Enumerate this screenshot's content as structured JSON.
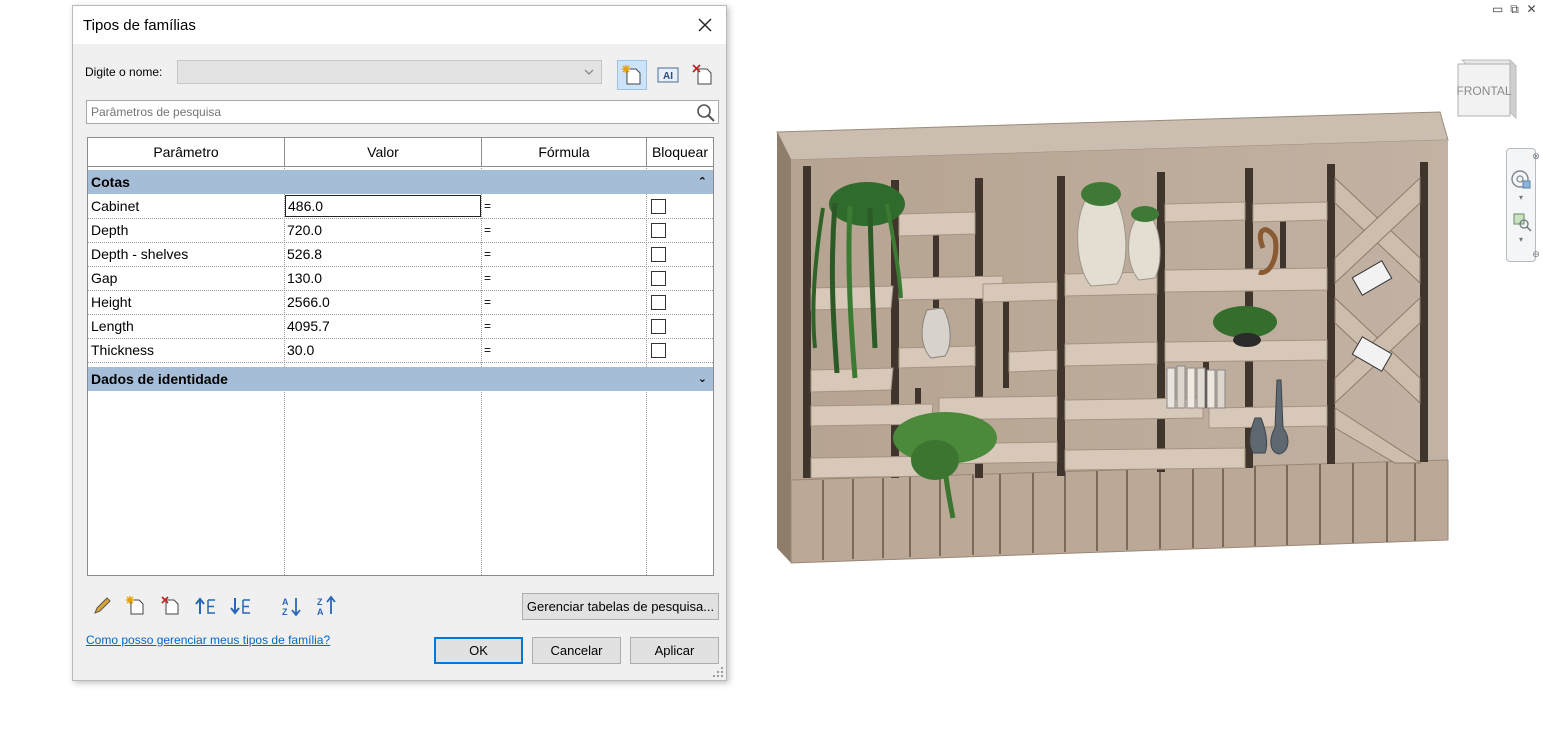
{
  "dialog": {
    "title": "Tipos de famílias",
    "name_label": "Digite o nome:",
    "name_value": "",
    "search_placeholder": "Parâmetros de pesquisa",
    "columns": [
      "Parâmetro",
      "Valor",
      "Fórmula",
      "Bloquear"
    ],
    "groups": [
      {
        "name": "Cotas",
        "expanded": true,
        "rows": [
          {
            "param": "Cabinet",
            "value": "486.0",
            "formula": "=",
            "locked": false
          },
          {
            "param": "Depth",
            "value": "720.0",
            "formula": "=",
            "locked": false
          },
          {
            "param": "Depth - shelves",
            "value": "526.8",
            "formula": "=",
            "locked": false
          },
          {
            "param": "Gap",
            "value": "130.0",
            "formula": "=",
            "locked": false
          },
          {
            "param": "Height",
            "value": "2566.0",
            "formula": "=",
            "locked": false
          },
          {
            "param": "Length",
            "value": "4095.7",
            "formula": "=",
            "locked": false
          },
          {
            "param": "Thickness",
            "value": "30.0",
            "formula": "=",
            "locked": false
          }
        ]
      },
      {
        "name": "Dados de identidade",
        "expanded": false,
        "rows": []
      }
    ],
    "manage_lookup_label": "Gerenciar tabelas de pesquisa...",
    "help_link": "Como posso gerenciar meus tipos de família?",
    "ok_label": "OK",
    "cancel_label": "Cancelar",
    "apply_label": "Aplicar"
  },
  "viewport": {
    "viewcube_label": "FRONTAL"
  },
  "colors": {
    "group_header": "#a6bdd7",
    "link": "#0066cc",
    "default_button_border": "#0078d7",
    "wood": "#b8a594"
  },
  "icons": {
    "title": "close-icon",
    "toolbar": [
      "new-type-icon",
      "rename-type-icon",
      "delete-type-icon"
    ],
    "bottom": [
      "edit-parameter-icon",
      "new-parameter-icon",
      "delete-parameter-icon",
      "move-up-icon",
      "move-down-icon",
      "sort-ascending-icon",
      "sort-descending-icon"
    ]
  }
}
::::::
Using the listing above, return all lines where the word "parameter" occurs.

RESULT FOR THIS TASK:
      "edit-parameter-icon",
      "new-parameter-icon",
      "delete-parameter-icon",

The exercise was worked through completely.